This ever-present difficulty means there is an EXTREME sense of satisfaction seeing one of your stat numbers tick up to the next digit (followed by a wave of anxiety as you scramble to prevent it from ticking back to where it was). So much so that any time you gain a stat, you feel ready to take on a wave of 300 Spartans. So how are the battles themselves waged? Well…They kind-of aren’t. You see, combat in this game is a numbers grind. You are at the mercy of percentages and chance. These almighty stat numbers are your driving force, you live and you die by them. Fights are broken up into rounds, at the start of which you can choose which abilities your fighter will have at their disposal for that round. You begin the game with a basic attack and a basic defensive maneuver, these of course will not take you very far and you will want to unlock more as soon as possible. Sanctioned fights have a limited number of rounds and whoever has the most health and/or is still standing at the end will be the winner. Street fights against thugs/etc. have however many rounds they need until somebody is on their back. When a round begins…You watch. You watch as your fighter takes hits and does things you don’t want him to do. You take notes of what works and what doesn’t work and you tweak accordingly. That’s pretty much it, just another level of management.

While it may seem like a bunch of work, Punch Club has charm, I’ll give it that. The game uses the familiar retro-inspired style that many indie games do, however it isn’t a “lazy” implementation of said style. The characters as well as the world they inhabit are excellently detailed. There’s skill in them there sprites. The world is also brimming with pop-culture nods and 80’s nostalgia, however in a slightly more subdued way than something like Saturday Morning RPG. The game doesn’t bash you over the head with these references.

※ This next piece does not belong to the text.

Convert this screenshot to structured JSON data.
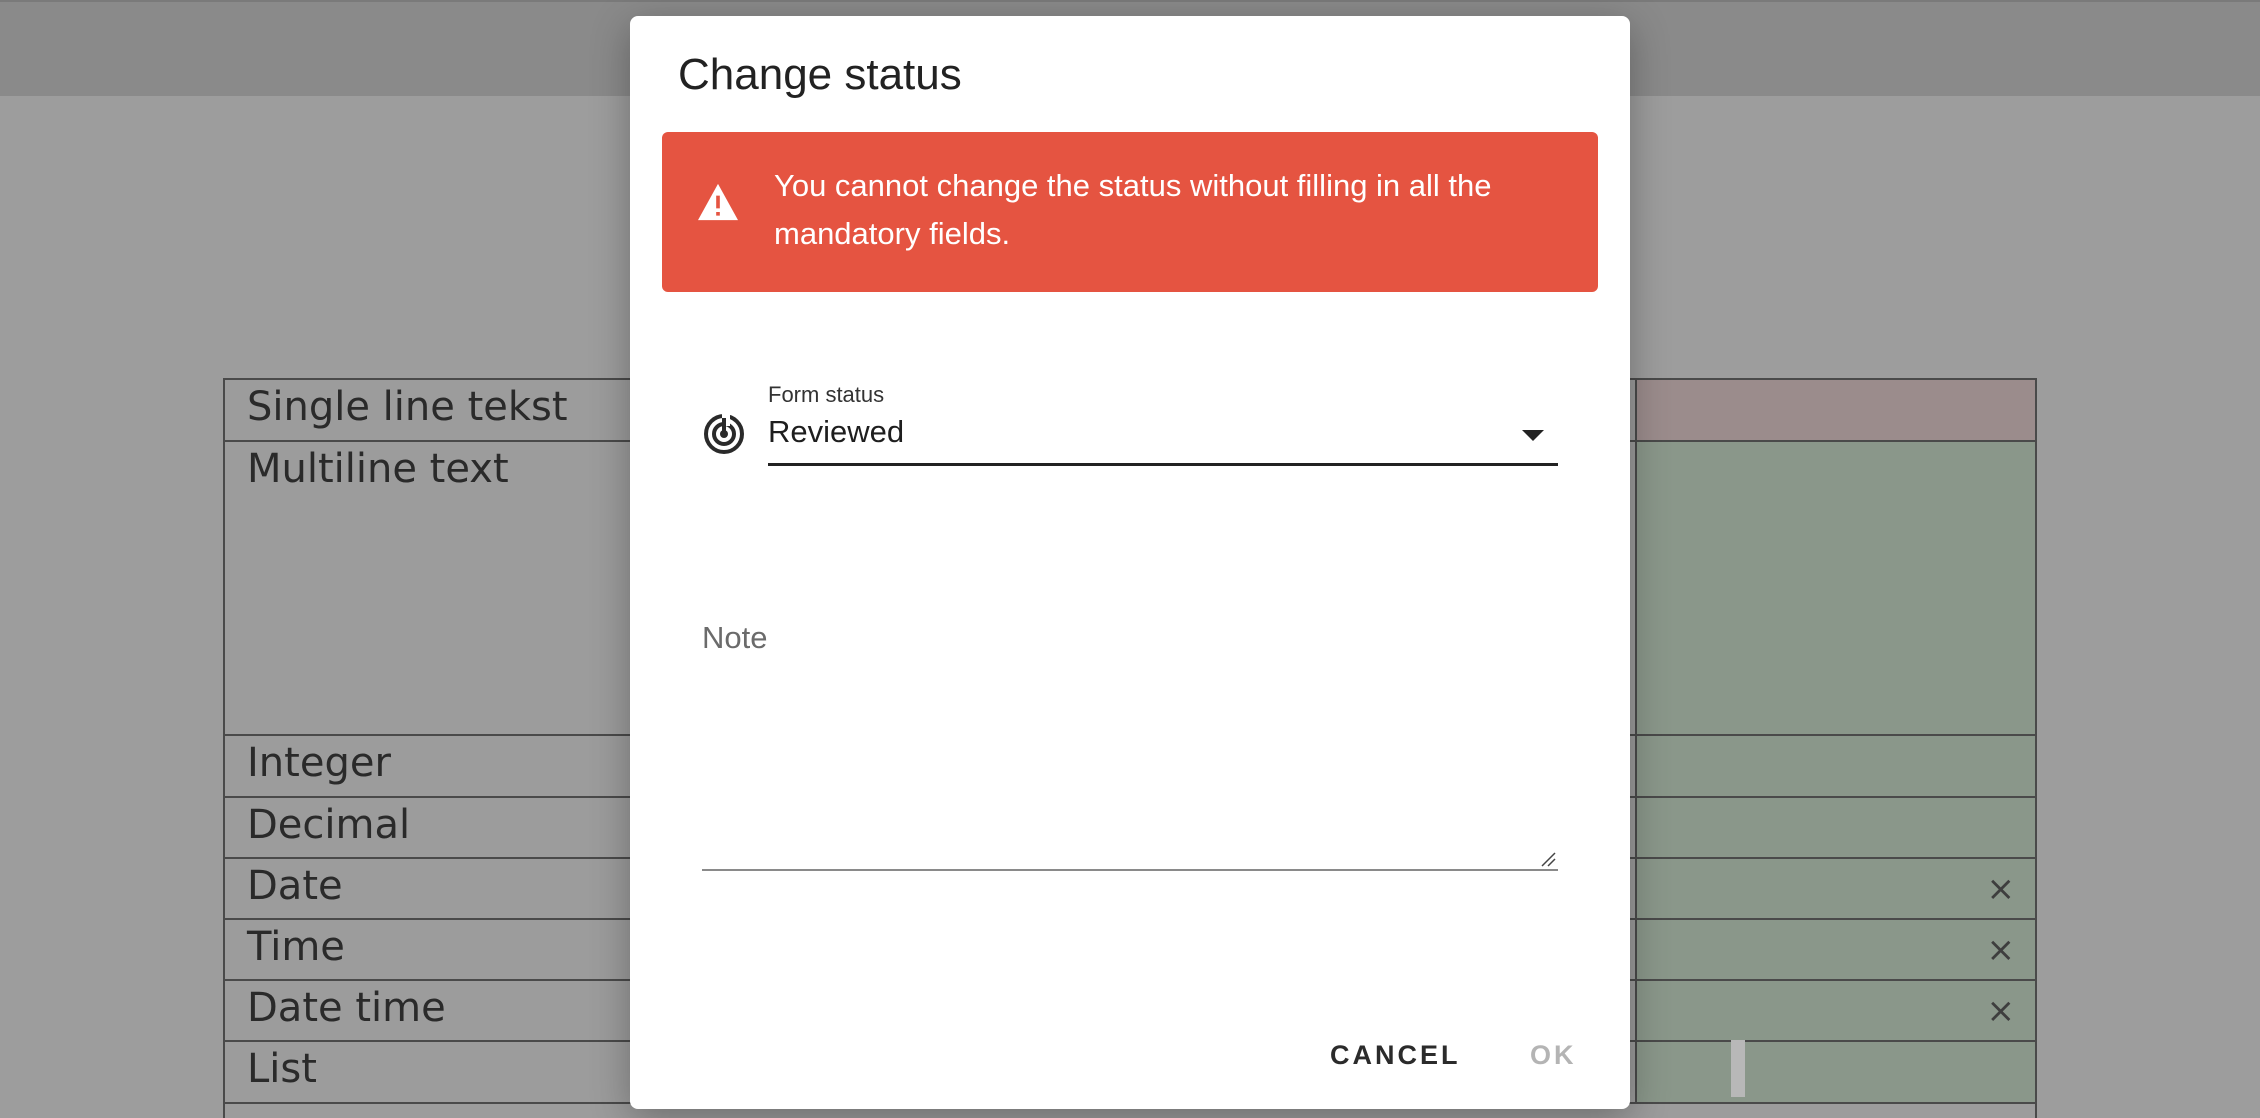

They’re just there, and if you get them, great! If not, great! What a wacky world eh? Go get beat up! The music is also retro chip-tune inspired, and I love it. It might get a bit repetitive, but these are still pretty good tunes to listen to while micro-managing some street-fights and downtime.

No amount of charm will completely mask the fact that the game is ruthless. The deck is constantly stacked against you, and the tiniest mistake will lead to failure. There is an intense learning curve to this game. The trial and error associated with creating a successful routine is addictive in its own way though. I was constantly frustrated, took a break, and then came back like “Ok, time to try THIS out!” I do feel like the game would have benefitted from a few more “bones” thrown to the player to ease the suffering while starting out. I get it, this is an “art imitating life” situation, but in the end games are supposed to be fun. If you can get past the growing pains of the early stages of the game, there is some rewarding fun to be had therein. I just feel it might be buried too far in for Mr. or Mrs. Casual gamer to get to. There is an easy mode you can play where your stats won’t degrade and you can just power up to super-hero levels, but the game sort of makes it a point to guilt you into feeling bad about choosing this option. In a way, I feel like that is the true game anyway. You want to grow up to be a hero for your father, so why not become a One-Punch Man level of unstoppable titan? Make dad proud!